This recipe is nothing my Mother ever fixed. The first time I tasted chicken fried steak or country steak was at a truck stop between here and there many long years before my hair developed grey streaks. I thought it was one of the most wonderful foods on the face of the planet. The meat was tender, well seasoned and covered in thick cream gravy with a mound of real mashed potatoes along side. Now the food police who would like to force us to live on nothing but bland tasteless garbage call this a heart attack on a plate. Guess eating it once in a while couldn’t hurt.
Serve with mashed potatoes, a cooked vegetable or a salad and hot bread.
- 1 to 1 ½ lbs. round steak or beef cube steaks
- 1 ¼ cups of all purpose flour
- 1 teaspoon salt
- ½ teaspoon black pepper
- 1 teaspoon garlic powder
- 1 teaspoon poultry seasoning or sage
- 1 teaspoon Paprika
- 1 teaspoon dry mustard
- 2 eggs
- 1 cup of milk
- 3 to 4 tablespoons of fat and drippings from the pan
- 3 to 4 tablespoons of the seasoned flour
- 2 teaspoon of beef bullion
- 2 teaspoons of Worcestershire sauce
- 1 cup of water
- 1 cup of milk
If you use round steak cut it into serving portions and pound with a meat mallet or with the edge of a heavy saucer to tenderize. This step is not needed if you use cube steaks.
Place the flour and seasonings in a shallow dish and mix well. Beat the eggs and milk together in another shallow dish. Heat enough shortening or cooking oil in a deep frying pan to half the thickness of the meat. Dip the pieces of meat into the egg and milk mixture, then into the flour mixture, then again into the egg and milk and lastly into the flour mixture. Put the pieces of meat into the hot fat in the frying pan and cook until both sides are browned, turning once. Remove the meat and set aside while you make the gravy.
Pour off all but 3 to 4 tablespoons of the fat from the pan. Add 3 to 4 tablespoons of the seasoned flour. Stir and cook until you have a slightly browned roux. Stir or whisk in the water, add the Worcestershire sauce and the bullion. Stir in the milk. Add the meat back into the pan making sure you cover it with the gravy. Either cover and simmer for about 1 hour or bake the pan of meat and gravy covered in a 350 degree F. oven until the meat is tender.

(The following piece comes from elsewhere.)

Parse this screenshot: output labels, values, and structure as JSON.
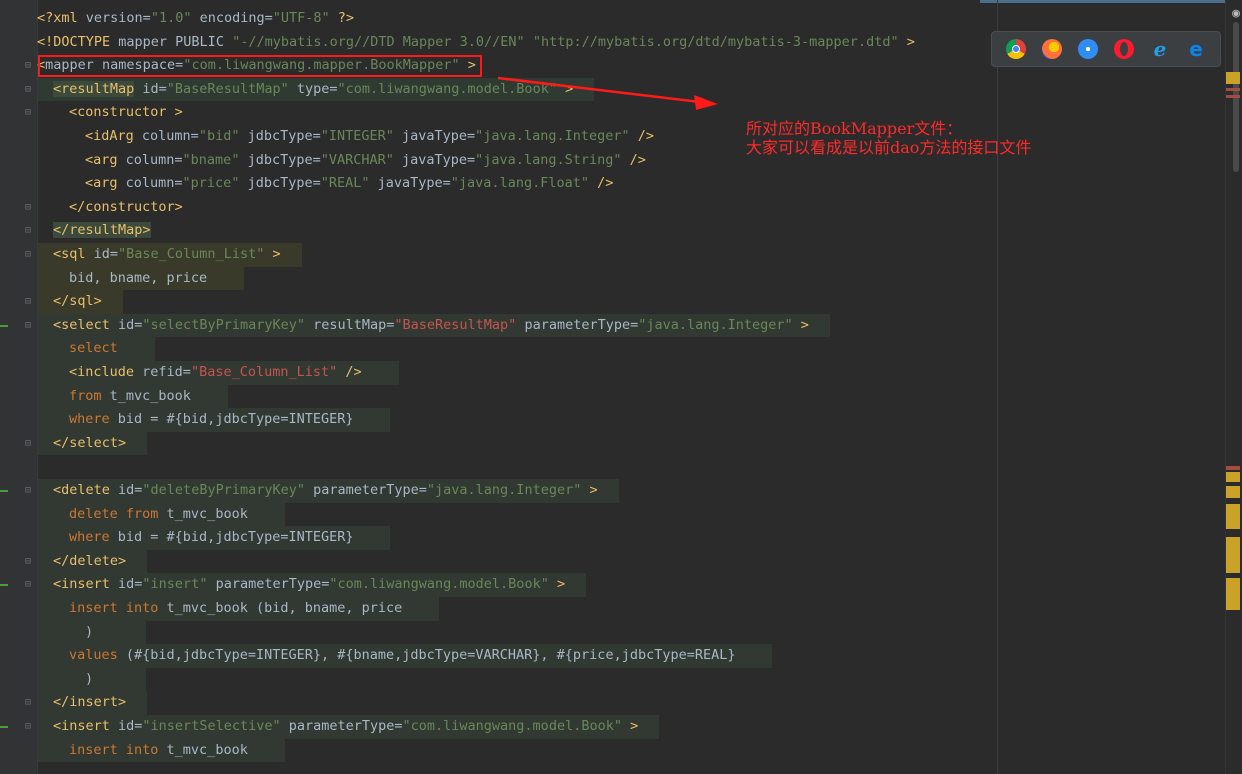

Baking is much easier.
Sauté some thinly sliced onions in the hot fat after removing the meat and add the onions to the gravy.
You can fancy up the gravy by adding some wine.